• [WHAT TO DO] Please work out how many lines in the entries below include the string "Overview", and reply with the number alone.

Website and app data records:

--- START ---

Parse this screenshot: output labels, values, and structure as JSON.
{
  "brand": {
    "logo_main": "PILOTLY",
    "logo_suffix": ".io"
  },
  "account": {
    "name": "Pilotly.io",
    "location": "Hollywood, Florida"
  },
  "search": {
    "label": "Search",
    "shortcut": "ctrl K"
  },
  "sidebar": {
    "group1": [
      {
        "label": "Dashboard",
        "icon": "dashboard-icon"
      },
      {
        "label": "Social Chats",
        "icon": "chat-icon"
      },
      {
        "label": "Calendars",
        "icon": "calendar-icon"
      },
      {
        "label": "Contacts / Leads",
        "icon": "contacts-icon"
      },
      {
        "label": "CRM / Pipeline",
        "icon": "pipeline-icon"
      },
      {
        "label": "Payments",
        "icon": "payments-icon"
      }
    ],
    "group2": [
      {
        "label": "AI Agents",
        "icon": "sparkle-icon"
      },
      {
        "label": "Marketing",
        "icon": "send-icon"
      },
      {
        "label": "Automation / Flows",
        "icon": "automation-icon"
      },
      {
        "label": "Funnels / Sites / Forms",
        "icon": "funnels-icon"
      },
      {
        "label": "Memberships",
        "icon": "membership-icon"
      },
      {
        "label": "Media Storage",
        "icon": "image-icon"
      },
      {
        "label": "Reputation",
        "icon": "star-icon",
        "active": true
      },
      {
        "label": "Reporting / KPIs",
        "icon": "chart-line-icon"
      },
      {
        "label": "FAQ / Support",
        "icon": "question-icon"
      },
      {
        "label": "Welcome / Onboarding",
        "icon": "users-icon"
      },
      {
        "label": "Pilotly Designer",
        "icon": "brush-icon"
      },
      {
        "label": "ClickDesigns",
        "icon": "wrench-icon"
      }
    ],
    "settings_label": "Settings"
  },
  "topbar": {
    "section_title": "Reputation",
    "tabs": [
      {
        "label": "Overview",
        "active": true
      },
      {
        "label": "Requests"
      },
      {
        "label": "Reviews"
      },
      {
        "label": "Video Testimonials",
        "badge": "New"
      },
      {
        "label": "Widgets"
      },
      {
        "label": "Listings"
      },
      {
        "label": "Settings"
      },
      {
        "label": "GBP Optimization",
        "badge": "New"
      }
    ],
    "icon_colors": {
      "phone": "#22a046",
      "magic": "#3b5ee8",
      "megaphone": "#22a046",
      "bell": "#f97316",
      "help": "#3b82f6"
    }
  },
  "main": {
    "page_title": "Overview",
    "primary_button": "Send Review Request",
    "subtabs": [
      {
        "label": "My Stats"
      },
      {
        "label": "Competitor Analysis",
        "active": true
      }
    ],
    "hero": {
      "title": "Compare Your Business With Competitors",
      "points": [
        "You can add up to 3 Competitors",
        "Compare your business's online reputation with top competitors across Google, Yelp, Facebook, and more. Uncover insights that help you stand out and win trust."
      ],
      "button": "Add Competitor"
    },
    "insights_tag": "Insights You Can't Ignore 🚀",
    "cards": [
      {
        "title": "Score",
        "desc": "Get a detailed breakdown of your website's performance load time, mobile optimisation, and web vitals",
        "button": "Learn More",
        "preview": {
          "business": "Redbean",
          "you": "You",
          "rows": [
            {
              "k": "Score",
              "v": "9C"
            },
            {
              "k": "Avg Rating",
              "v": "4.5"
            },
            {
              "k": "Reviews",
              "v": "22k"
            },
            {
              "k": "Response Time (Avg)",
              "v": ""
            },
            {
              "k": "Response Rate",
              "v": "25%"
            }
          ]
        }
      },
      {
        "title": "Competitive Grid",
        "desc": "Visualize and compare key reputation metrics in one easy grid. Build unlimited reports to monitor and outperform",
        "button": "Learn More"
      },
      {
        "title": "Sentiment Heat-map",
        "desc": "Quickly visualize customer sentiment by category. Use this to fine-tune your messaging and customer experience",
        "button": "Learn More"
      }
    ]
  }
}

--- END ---
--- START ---

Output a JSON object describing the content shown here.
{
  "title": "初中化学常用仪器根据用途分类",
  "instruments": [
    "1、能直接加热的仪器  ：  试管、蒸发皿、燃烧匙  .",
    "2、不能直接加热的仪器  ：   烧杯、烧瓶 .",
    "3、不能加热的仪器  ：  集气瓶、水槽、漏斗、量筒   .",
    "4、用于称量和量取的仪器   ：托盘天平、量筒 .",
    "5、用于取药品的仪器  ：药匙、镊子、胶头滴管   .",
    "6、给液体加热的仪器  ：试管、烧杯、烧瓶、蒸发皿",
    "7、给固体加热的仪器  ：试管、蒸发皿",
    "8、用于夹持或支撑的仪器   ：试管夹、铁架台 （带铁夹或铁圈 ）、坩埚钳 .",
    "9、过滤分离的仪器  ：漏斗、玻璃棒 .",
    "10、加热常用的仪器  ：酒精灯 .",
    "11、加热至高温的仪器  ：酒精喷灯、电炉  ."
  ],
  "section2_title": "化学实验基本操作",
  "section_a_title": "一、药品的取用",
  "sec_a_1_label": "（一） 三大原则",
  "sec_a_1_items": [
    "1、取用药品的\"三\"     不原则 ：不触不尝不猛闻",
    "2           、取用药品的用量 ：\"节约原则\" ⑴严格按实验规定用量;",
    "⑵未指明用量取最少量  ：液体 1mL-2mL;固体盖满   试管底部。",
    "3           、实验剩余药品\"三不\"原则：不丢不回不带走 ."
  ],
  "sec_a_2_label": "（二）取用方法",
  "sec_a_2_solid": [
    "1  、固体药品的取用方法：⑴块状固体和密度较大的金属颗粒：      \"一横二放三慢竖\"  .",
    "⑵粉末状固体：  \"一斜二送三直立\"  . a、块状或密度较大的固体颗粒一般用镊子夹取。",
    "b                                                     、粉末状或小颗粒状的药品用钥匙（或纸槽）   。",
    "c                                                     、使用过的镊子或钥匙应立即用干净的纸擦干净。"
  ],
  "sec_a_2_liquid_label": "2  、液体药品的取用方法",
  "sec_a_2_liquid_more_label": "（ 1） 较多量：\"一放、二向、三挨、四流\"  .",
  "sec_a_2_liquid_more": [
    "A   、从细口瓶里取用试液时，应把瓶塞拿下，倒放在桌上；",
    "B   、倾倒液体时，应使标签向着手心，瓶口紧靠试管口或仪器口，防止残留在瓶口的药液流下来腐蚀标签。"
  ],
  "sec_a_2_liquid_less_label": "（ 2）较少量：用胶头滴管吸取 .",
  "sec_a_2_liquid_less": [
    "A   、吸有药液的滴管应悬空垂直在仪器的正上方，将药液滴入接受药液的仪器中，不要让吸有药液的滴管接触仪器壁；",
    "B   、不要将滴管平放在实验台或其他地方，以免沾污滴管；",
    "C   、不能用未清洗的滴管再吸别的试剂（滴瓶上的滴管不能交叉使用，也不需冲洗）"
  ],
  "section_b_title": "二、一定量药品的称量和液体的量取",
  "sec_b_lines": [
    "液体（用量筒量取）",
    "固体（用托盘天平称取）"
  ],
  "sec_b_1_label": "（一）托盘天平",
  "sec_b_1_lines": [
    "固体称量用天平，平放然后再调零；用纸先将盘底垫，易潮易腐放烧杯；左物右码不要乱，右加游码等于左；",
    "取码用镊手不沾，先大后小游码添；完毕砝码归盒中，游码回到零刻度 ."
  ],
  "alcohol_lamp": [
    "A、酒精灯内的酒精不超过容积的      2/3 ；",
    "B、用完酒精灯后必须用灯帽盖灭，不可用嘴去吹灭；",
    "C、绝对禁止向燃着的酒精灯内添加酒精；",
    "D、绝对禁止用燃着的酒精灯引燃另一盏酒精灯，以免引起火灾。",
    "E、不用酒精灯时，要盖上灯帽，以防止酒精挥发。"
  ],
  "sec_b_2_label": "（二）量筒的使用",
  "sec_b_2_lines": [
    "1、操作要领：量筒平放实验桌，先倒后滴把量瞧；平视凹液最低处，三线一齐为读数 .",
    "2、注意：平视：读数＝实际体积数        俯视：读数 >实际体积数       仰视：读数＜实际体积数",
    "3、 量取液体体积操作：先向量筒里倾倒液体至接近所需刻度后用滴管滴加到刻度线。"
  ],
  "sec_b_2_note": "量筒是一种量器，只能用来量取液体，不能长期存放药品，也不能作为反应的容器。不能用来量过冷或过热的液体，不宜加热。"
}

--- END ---

• [FINISHED EXERCISE] 2